* WORK TASK: Everything in the entries below except the pictures must be returned exactly.

* DATA EXCERPTS:
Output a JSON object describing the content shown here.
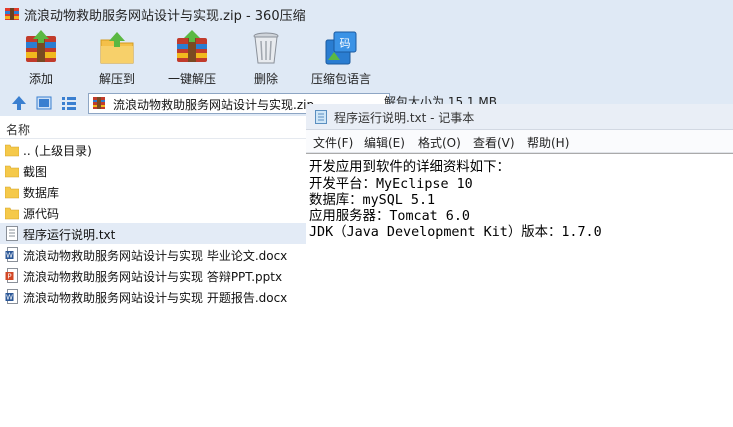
{
  "window": {
    "title": "流浪动物救助服务网站设计与实现.zip - 360压缩"
  },
  "toolbar": {
    "buttons": [
      {
        "label": "添加",
        "icon": "add-archive-icon"
      },
      {
        "label": "解压到",
        "icon": "extract-to-icon"
      },
      {
        "label": "一键解压",
        "icon": "one-click-extract-icon"
      },
      {
        "label": "删除",
        "icon": "delete-trash-icon"
      },
      {
        "label": "压缩包语言",
        "icon": "archive-language-icon"
      }
    ]
  },
  "addressbar": {
    "path": "流浪动物救助服务网站设计与实现.zip",
    "size_info": "解包大小为 15.1 MB"
  },
  "filelist": {
    "column_header": "名称",
    "rows": [
      {
        "name": ".. (上级目录)",
        "type": "folder"
      },
      {
        "name": "截图",
        "type": "folder"
      },
      {
        "name": "数据库",
        "type": "folder"
      },
      {
        "name": "源代码",
        "type": "folder"
      },
      {
        "name": "程序运行说明.txt",
        "type": "txt"
      },
      {
        "name": "流浪动物救助服务网站设计与实现 毕业论文.docx",
        "type": "docx"
      },
      {
        "name": "流浪动物救助服务网站设计与实现 答辩PPT.pptx",
        "type": "pptx"
      },
      {
        "name": "流浪动物救助服务网站设计与实现 开题报告.docx",
        "type": "docx"
      }
    ]
  },
  "notepad": {
    "title": "程序运行说明.txt - 记事本",
    "menu": [
      "文件(F)",
      "编辑(E)",
      "格式(O)",
      "查看(V)",
      "帮助(H)"
    ],
    "lines": [
      "开发应用到软件的详细资料如下：",
      "开发平台：MyEclipse 10",
      "数据库：mySQL 5.1",
      "应用服务器：Tomcat 6.0",
      "JDK（Java Development Kit）版本：1.7.0"
    ]
  },
  "colors": {
    "chrome_bg": "#dfe9f5",
    "selected_row": "#e3ebf6",
    "folder_yellow": "#f5c94a",
    "word_blue": "#2b5797",
    "ppt_orange": "#d24726"
  }
}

* PROBLEM SOLUTION:
Output a JSON object describing the content shown here.
{
  "window": {
    "title": "流浪动物救助服务网站设计与实现.zip - 360压缩"
  },
  "toolbar": {
    "buttons": [
      {
        "label": "添加",
        "icon": "add-archive-icon"
      },
      {
        "label": "解压到",
        "icon": "extract-to-icon"
      },
      {
        "label": "一键解压",
        "icon": "one-click-extract-icon"
      },
      {
        "label": "删除",
        "icon": "delete-trash-icon"
      },
      {
        "label": "压缩包语言",
        "icon": "archive-language-icon"
      }
    ]
  },
  "addressbar": {
    "path": "流浪动物救助服务网站设计与实现.zip",
    "size_info": "解包大小为 15.1 MB"
  },
  "filelist": {
    "column_header": "名称",
    "rows": [
      {
        "name": ".. (上级目录)",
        "type": "folder"
      },
      {
        "name": "截图",
        "type": "folder"
      },
      {
        "name": "数据库",
        "type": "folder"
      },
      {
        "name": "源代码",
        "type": "folder"
      },
      {
        "name": "程序运行说明.txt",
        "type": "txt"
      },
      {
        "name": "流浪动物救助服务网站设计与实现 毕业论文.docx",
        "type": "docx"
      },
      {
        "name": "流浪动物救助服务网站设计与实现 答辩PPT.pptx",
        "type": "pptx"
      },
      {
        "name": "流浪动物救助服务网站设计与实现 开题报告.docx",
        "type": "docx"
      }
    ]
  },
  "notepad": {
    "title": "程序运行说明.txt - 记事本",
    "menu": [
      "文件(F)",
      "编辑(E)",
      "格式(O)",
      "查看(V)",
      "帮助(H)"
    ],
    "lines": [
      "开发应用到软件的详细资料如下：",
      "开发平台：MyEclipse 10",
      "数据库：mySQL 5.1",
      "应用服务器：Tomcat 6.0",
      "JDK（Java Development Kit）版本：1.7.0"
    ]
  },
  "colors": {
    "chrome_bg": "#dfe9f5",
    "selected_row": "#e3ebf6",
    "folder_yellow": "#f5c94a",
    "word_blue": "#2b5797",
    "ppt_orange": "#d24726"
  }
}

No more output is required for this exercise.